Yes, if the water in a cistern smells bad, it must be cleaned.
But a cistern also requires regular maintenance, and not only in case of bad odours.
Sometimes, it is also necessary to empty the tank to inspect it. The larger the capacity of a cistern, the more rainwater you can collect for your personal use. But sometimes the collected water is simply stored too long and remains untouched. If the water stays in the cistern for a long time, its oxygen content decreases. The lower the oxygen content, the more comfortable the anaerobic bacteria that break down the organic matter in the cistern.
Water has been sitting in your tank too long, for example, due to overcapacity. Use a tank aerator for water that has been standing for a long time. The Oase AquaOxy Pond Aerator is equipped with a timer so that it is only active for a few hours a day (or at night to avoid disturbances due to the noise generated). The pond aerator should never be used all day long: Especially in summer, the circulation of rainwater leads to a heat input. This can lead to an increase in the temperature of the water in the cistern.
How to prevent a cistern from smelling bad?
Here are some preventative measures to keep your cistern water clean and clear
Shading of aboveground cisterns and rainwater tanks
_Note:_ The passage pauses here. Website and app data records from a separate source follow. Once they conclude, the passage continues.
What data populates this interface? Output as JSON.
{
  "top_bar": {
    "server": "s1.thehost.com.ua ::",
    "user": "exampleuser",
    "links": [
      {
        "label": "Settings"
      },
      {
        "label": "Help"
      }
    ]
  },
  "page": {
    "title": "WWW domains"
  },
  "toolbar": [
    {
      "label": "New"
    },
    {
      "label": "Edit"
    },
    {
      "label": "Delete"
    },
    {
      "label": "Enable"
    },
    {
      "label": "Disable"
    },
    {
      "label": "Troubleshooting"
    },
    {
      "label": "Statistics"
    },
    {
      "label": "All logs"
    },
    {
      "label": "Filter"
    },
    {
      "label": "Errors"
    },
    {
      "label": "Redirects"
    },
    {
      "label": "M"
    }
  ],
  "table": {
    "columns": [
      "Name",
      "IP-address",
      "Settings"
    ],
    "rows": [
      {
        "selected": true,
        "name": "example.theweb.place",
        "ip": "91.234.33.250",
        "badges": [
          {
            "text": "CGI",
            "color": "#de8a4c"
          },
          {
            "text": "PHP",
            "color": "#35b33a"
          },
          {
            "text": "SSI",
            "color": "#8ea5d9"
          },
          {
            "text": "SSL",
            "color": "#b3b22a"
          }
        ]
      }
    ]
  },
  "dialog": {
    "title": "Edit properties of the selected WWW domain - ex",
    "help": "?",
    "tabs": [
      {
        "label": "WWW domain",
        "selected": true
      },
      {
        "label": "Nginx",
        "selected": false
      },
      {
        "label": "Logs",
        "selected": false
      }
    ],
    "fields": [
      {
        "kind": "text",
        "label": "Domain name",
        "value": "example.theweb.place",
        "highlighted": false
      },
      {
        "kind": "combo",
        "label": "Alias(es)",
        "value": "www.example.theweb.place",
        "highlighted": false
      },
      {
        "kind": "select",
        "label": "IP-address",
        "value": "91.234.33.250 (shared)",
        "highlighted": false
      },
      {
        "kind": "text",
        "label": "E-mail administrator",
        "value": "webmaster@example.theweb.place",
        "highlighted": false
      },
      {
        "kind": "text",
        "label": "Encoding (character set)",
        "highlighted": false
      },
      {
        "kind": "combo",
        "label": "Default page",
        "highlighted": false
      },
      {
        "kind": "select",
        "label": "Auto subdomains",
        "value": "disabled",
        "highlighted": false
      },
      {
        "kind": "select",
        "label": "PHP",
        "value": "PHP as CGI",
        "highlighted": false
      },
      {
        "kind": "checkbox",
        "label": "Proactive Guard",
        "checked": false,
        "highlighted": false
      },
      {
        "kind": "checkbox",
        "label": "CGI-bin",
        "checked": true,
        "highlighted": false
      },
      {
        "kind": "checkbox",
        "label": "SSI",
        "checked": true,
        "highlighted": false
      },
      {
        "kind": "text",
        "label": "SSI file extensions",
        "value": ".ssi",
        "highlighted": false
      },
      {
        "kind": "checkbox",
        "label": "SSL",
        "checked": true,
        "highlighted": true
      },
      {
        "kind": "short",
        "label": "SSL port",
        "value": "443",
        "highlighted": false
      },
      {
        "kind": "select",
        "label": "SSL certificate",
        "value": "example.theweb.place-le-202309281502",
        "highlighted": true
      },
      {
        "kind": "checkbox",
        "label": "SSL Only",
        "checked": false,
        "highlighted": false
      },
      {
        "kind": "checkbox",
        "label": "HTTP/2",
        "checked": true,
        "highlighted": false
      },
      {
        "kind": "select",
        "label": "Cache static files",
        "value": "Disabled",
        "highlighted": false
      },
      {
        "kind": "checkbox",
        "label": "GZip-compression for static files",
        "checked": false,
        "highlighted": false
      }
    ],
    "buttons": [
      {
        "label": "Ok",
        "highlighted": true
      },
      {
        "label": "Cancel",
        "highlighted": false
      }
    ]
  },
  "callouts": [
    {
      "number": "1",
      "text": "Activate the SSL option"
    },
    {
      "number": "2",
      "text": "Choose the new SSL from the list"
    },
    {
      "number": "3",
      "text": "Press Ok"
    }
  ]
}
If you have an aboveground cistern that is exposed to the sun, you should shade or cover it. This is because anaerobic bacteria thrive in warm rainwater and rotting is encouraged. To shade your cistern, you can install a shade sail* or cover it with a white UV-resistant tarp*.
Covering the tank to fight against organic pollution
If your cistern is not covered or if it is damaged, there is a risk that large dirt particles will enter the rainwater tank.
The consequence is that the water starts to smell bad after a while. That is why rainwater tanks should always be equipped with a cover or a protective hood to prevent external substances from entering the tank.
The same applies to rainwater barrels and drums. Organic matter that gets into them undergoes anaerobic decomposition and the water starts to smell.
Installing a Cistern Filter
A cistern should not be used without a filtering device to remove impurities. Only a filtering device can collect large waste products.
Both downspout filters and tank filters should be used.
- Downspout filters are the first level of filtration, capturing large particles from the roof that are washed away by a rainfall.
The cistern filter is the second level of filtration, which retains fine organic particles.
These filters are therefore placed upstream of the water inlet in the cistern. They can save a lot of work, time and money and should therefore be installed as a matter of course.
Now you know how to solve the problem if your cistern smells bad. You also have tips on how to prevent bad odours from appearing in your rainwater.